** HOW TO COMPLETE THIS TASK **
Return, from the data below, each line that contains the word "JSON".

** INFORMATION SUPPLIED **
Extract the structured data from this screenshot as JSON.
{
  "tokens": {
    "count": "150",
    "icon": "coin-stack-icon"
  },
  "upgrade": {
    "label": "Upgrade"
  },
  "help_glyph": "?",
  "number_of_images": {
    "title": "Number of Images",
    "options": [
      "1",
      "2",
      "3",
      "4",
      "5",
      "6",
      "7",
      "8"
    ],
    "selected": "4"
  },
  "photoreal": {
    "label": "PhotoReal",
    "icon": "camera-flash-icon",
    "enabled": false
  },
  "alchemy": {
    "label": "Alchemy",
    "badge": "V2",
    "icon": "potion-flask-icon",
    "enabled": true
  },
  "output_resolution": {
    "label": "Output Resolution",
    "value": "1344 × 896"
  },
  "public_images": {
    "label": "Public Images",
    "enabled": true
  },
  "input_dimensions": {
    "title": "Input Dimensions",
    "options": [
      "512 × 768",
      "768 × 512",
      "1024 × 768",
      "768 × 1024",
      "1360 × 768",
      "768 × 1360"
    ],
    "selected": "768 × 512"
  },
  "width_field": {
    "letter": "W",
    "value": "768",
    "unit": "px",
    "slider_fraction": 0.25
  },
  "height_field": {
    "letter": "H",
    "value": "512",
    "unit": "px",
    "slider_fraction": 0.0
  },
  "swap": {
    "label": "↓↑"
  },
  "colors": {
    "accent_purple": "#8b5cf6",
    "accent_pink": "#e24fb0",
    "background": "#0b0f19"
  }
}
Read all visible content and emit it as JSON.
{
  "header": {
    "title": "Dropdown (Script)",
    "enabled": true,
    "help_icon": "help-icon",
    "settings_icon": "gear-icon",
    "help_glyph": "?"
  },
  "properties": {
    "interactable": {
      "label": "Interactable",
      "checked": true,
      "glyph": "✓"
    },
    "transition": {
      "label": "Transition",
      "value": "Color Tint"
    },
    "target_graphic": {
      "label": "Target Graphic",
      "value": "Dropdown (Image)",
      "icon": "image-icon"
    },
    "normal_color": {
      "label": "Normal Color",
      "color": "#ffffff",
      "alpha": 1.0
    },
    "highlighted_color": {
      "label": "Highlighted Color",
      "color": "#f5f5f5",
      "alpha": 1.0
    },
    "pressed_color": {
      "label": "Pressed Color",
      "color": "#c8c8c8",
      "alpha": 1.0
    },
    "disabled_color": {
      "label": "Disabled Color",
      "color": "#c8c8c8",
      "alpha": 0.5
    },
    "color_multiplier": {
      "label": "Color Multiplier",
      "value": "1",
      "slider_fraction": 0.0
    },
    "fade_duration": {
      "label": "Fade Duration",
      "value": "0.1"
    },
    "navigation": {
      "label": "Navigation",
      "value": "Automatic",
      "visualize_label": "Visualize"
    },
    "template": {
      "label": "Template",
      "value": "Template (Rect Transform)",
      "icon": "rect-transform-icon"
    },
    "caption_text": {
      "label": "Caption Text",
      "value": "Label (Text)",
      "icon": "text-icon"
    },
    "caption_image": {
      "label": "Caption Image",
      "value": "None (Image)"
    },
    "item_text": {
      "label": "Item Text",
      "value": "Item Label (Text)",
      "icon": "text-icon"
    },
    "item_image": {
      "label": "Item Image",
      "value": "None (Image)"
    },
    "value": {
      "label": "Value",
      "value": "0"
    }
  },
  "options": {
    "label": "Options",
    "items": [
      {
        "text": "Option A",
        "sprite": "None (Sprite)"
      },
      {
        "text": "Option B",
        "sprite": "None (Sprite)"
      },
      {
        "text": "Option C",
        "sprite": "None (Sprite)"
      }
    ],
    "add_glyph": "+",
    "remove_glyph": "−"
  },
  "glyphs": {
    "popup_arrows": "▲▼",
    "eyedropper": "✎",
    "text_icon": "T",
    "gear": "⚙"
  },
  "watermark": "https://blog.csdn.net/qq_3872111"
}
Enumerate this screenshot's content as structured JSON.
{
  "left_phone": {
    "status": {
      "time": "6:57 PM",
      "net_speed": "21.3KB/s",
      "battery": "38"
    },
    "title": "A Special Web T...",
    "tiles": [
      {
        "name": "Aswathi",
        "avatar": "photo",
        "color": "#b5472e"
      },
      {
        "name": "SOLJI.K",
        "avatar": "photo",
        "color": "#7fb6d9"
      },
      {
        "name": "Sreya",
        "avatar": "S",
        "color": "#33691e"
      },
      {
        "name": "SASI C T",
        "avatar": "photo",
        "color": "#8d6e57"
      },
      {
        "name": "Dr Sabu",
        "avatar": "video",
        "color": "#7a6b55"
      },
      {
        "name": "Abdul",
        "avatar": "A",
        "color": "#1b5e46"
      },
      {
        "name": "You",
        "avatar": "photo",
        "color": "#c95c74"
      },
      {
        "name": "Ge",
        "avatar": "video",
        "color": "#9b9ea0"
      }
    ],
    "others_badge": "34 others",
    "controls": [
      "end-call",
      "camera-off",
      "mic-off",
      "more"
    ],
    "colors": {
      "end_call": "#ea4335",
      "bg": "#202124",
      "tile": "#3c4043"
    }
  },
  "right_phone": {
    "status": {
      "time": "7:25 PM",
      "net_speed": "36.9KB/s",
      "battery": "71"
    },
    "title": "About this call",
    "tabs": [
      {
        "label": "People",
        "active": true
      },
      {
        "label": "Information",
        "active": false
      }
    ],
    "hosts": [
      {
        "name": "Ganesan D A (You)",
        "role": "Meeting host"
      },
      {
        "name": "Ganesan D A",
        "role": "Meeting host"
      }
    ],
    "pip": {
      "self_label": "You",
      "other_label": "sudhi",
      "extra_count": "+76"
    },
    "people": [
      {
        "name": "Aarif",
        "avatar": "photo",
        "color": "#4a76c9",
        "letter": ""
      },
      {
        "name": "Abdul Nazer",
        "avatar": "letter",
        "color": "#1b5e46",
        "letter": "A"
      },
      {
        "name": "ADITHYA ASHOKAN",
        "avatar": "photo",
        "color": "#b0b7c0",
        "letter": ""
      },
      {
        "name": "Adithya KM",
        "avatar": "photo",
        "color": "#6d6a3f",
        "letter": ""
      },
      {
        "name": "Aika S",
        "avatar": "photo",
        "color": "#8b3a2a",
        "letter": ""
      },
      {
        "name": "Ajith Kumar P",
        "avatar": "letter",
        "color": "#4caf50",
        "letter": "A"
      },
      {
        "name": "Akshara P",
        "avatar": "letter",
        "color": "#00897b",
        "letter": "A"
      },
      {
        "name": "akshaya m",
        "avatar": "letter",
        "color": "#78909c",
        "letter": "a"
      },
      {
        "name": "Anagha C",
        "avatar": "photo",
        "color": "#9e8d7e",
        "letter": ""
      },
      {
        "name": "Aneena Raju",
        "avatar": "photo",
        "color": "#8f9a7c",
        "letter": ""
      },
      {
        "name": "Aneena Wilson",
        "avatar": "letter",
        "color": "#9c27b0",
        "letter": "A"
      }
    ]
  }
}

** RESPONSE TO THE TASK **
Extract the structured data from this screenshot as JSON.
Read all visible content and emit it as JSON.
Enumerate this screenshot's content as structured JSON.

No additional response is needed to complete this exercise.